“The holiday and bad weather may have complicated things,” David Sloan, a senior economist at 4Cast, tells Bloomberg. “There’s no sign anything has changed dramatically. I don’t think companies are rushing to lay off workers.”

The main question is whether companies are rushing to hire workers? That was the message in the last payrolls report for December, when US firms increased payrolls by a strong 275,000. If the next update looks anything like the last one, the chatter about recession risk will again recede into the background.

But there’s enough weakness around to keep the guessing game alive until next week’s update on the labor market. Today’s report on durable goods orders, for instance, is disappointing. Orders slumped 5.5% overall—the most since August 2014. The slide offers another clue for thinking that tomorrow’s fourth-quarter GDP report will reflect sharply slower growth vs. Q3.

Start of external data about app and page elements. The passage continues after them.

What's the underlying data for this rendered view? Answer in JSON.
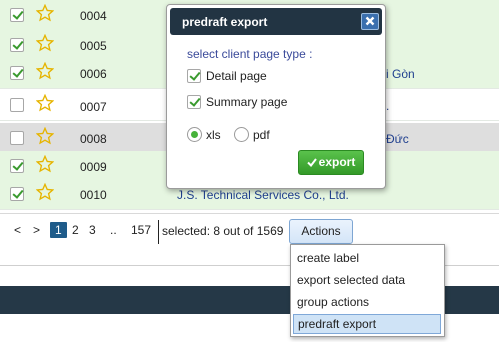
{
  "rows": [
    {
      "code": "0004",
      "name": "",
      "checked": true,
      "state": "sel"
    },
    {
      "code": "0005",
      "name": "",
      "checked": true,
      "state": "sel"
    },
    {
      "code": "0006",
      "name": "i Gòn",
      "checked": true,
      "state": "sel"
    },
    {
      "code": "0007",
      "name": ".",
      "checked": false,
      "state": "unsel"
    },
    {
      "code": "0008",
      "name": "Đức",
      "checked": false,
      "state": "hover"
    },
    {
      "code": "0009",
      "name": "",
      "checked": true,
      "state": "sel"
    },
    {
      "code": "0010",
      "name": "J.S. Technical Services Co., Ltd.",
      "checked": true,
      "state": "sel"
    }
  ],
  "pager": {
    "prev": "<",
    "next": ">",
    "pages": [
      "1",
      "2",
      "3"
    ],
    "ellipsis": "..",
    "last": "157",
    "selected_info": "selected: 8 out of 1569",
    "actions_label": "Actions"
  },
  "menu": {
    "items": [
      "create label",
      "export selected data",
      "group actions",
      "predraft export"
    ]
  },
  "dialog": {
    "title": "predraft export",
    "label": "select client page type :",
    "detail_label": "Detail page",
    "summary_label": "Summary page",
    "xls_label": "xls",
    "pdf_label": "pdf",
    "export_label": "export"
  },
  "colors": {
    "selected_row": "#e6f6e1",
    "dialog_header": "#223443",
    "footer": "#253847",
    "export_green": "#3aa52e",
    "current_page": "#1f5c8a"
  }
}
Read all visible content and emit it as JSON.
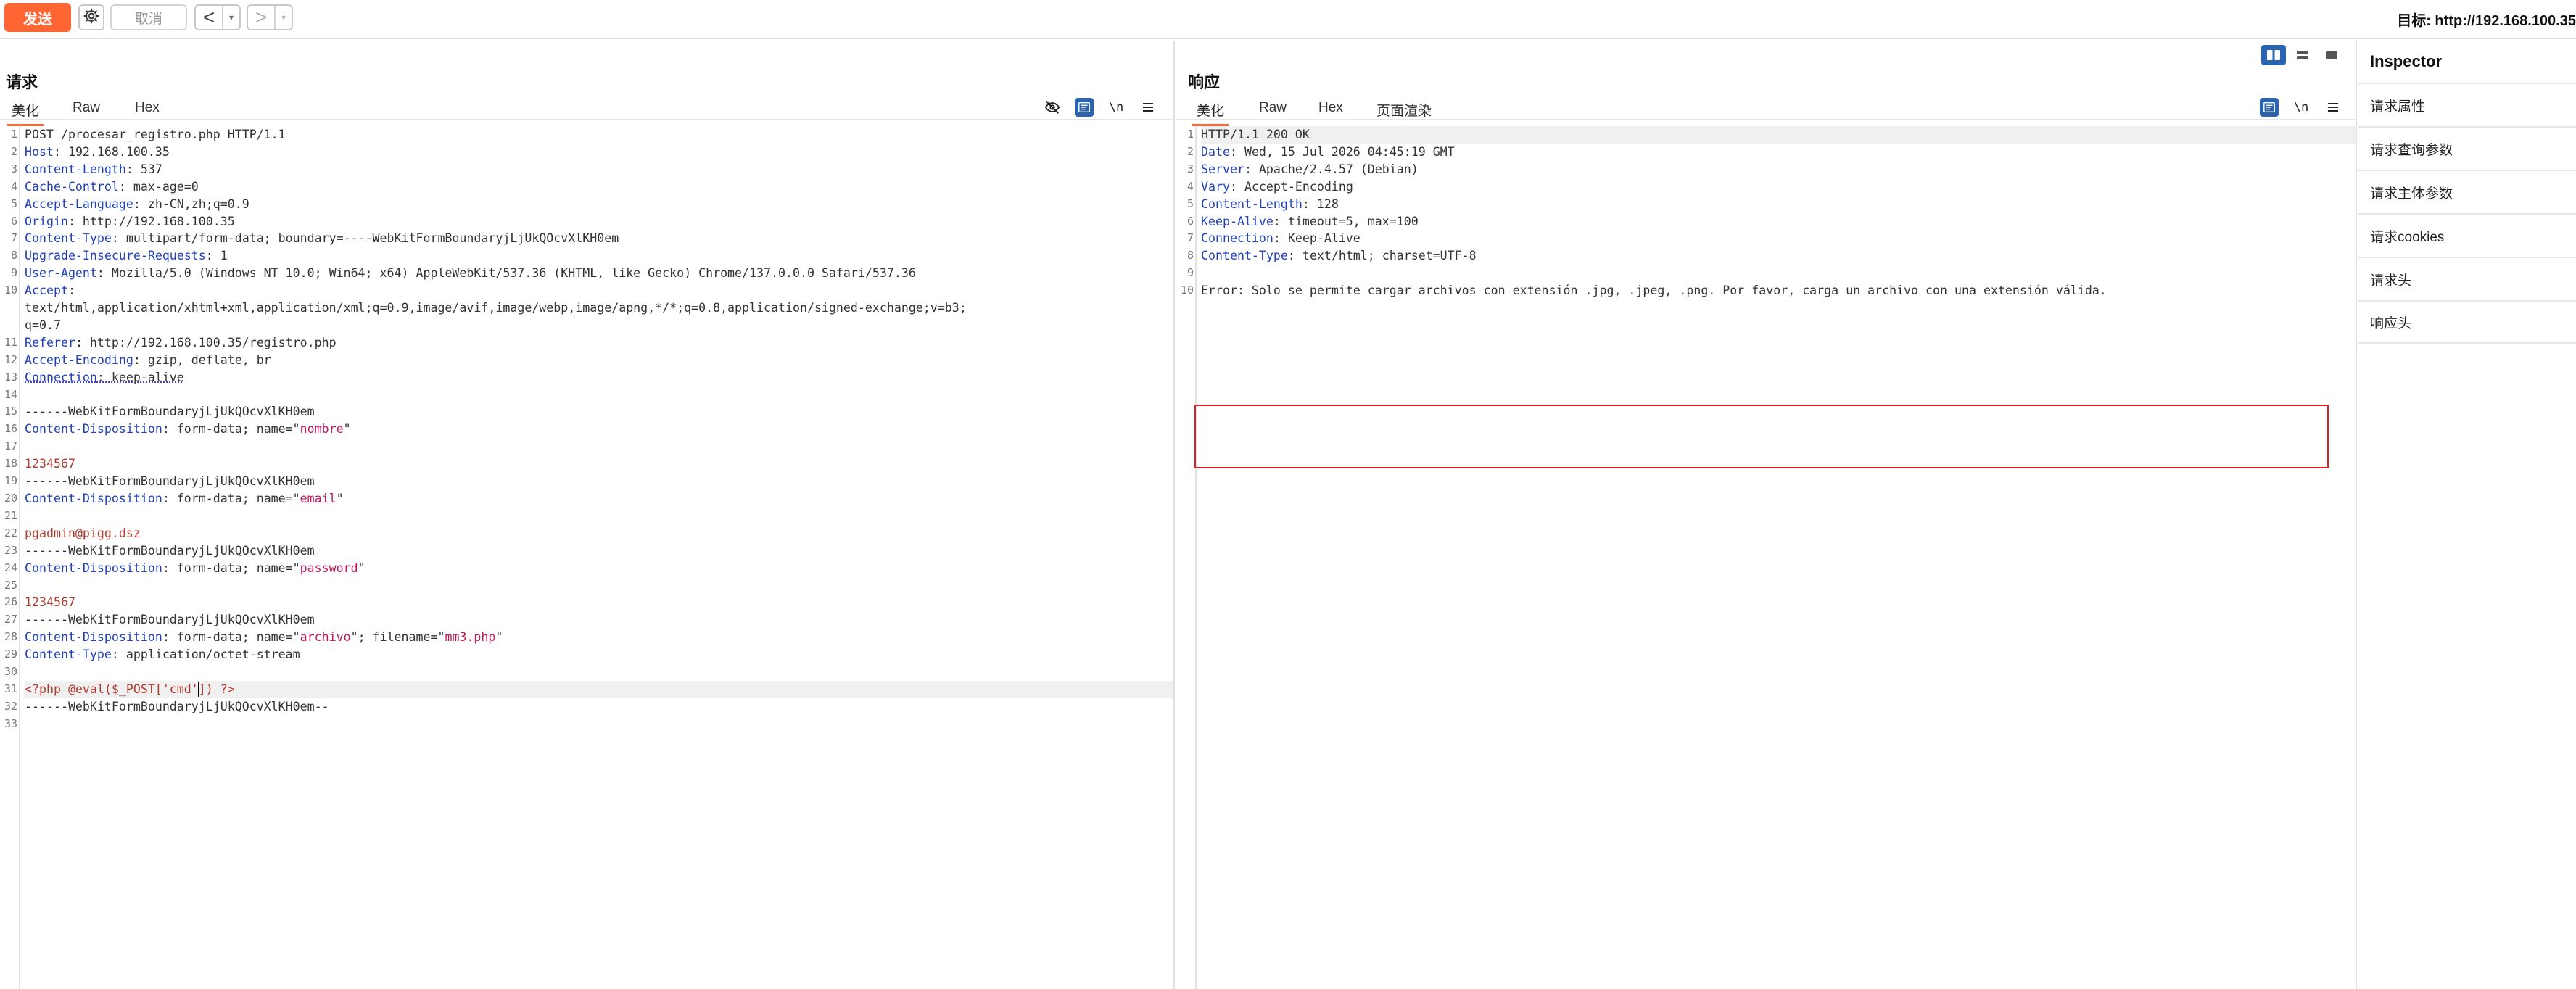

The bottom line: there was already a lot riding on next week’s payrolls report for January, and now the stakes are even higher. It’s clear that the US economy ended 2015 with a thud, which will likely be confirmed in tomorrow’s GDP data. The focus now turns to how the numbers in January compare. The limited figures to date paint a mixed picture. Will next week’s payrolls report tell us otherwise?